Surely they wouldn’t be so devious?
Every political party makes these calculations, but few have previously put them into effect. Ever since Margaret Thatcher, the Tories have engaged in social cleansing on a massive scale. We reckon that boundary errors could easily be worth fifty seats in the next Parliament.
What can be done about it?
The Tory government has already passed these laws, but you can help to defeat the Tories electoral scam by registering to vote before 1 December 2015.
The Leeds Figures
The estimate of 100,000 missing voters is based on the number of dwellings in Leeds where no-one was registered on 2 November. We are well aware that in some cases there will be no-one eligible to vote at this address. But we estimate that that will be cancelled out by a fairly conservative estimate of voters per household – we’ve used a multiplier of 2 – plus the fact that we have not included Morley and Outwood in our overall total: part of this constituency is in Wakefield and we have not been able to get the figures to complete the calculations here.
Dwellings without registered voters by Parliamentary constituency [Leeds Council wards in brackets].
[Figures are taken from data supplied by Leeds Elections Office – correct as at 2 November. Calculated and rechecked by Cllr John Illingworh – our thanks to John for this excellent work. The Government website is, unhelpfully, – deliberately? – not revealing overall figures until 1 December, so we cannot double check the situation there.]
Leeds NW – 5745 [2579 Headingley; 1718 Weetwood; 719 Adel and Wharfedale; 729 Otley and Yeadon]
Leeds NE – 4532 [1934 Chapel Allerton; 918 Roundhay; 858 Moortown; 822 Alwoodley]
Leeds East – 5434 [2462 Gipton and Harehills;, 1275 Killingbeck and Seacroft; 916 Cross Gates and Whinmoor; 781 Temple Newsam]
Leeds West -7065 [2352 Armley; 2223 Kirkstall; 1269 Bramley and Stanningley; 1221 Farnley and Wortley]

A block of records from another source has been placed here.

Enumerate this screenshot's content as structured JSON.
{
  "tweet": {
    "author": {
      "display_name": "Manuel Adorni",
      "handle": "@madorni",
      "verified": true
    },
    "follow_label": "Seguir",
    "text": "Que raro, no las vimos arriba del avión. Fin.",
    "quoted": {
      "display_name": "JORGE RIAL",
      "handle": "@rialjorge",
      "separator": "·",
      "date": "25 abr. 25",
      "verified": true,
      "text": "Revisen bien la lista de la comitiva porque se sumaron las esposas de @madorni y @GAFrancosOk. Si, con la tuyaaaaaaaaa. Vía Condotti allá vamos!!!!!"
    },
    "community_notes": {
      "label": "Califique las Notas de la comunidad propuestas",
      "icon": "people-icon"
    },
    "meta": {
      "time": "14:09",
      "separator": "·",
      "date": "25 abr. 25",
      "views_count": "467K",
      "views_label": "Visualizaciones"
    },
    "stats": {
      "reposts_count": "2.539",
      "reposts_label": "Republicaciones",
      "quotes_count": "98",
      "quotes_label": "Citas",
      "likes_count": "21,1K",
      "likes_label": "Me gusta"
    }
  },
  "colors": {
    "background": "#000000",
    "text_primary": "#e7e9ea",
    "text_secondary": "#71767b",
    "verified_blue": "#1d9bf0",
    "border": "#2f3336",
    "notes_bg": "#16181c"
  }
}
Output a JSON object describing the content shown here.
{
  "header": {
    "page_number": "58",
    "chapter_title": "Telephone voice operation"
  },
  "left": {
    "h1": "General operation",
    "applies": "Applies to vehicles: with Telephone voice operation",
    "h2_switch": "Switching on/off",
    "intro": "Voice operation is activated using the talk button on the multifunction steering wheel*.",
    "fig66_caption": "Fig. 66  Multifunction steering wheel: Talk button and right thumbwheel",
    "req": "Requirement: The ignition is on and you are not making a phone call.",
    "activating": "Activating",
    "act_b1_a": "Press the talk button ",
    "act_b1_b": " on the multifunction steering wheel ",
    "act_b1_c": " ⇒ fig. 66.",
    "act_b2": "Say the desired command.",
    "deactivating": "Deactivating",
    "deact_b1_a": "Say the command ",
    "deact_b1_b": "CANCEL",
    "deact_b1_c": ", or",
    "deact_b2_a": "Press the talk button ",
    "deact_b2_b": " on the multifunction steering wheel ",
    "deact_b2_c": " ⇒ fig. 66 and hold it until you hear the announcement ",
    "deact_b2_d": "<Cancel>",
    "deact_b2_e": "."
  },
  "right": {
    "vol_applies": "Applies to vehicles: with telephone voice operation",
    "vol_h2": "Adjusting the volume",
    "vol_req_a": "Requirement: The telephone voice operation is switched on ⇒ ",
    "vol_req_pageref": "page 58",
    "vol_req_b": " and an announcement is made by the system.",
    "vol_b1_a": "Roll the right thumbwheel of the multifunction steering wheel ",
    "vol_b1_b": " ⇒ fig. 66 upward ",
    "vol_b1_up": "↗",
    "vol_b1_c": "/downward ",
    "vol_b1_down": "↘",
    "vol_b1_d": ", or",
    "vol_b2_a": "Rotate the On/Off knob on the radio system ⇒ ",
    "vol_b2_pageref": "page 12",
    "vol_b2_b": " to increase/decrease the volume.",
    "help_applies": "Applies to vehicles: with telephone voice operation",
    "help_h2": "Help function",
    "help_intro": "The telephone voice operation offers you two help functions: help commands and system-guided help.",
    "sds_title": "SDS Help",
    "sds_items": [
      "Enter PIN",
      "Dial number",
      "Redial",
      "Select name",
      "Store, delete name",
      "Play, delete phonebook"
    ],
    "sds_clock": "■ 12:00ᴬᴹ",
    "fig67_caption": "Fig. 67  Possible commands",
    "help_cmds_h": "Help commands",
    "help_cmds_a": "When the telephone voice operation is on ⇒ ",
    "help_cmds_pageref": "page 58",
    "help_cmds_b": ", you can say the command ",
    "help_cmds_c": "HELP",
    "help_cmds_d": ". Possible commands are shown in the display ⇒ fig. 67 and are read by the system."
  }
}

Leeds central – 20701 [8738 City and Hunslet; 5695 Hyde Park and Woodhouse; 2868 Burmantofts and Richmond Hill; 1972 Beeston; 1428 Middleton Park]
Pudsey – 3777 [1125 Horsforth; 1071 Pudsey; 864 Calverley; 717 Guiseley]
Elmet – 2791 [653 Kippax and Methley; 609 Rothwell; 551 Wetherby; 503 Garforth and Swillington; 475 Harewood]
Morley and Outwood – no total [Morley South 1078, Morley North 845, Ardsley and Robin Hood 612, Stanley and Outwood East, Wrenthorpe and Outwood West – we do not have figures for these last two wards, in Wakefield.]
The Leeds central figures reflect a “perfect storm” situation in the new system: student tower blocks, private rented accommodation with fast turnover, gated apartment blocks.
Overall unregistered properties in the Leeds Constituencies [excluding Morley and Outwood] = 50,045 = 100,090 at an average of two voters per address.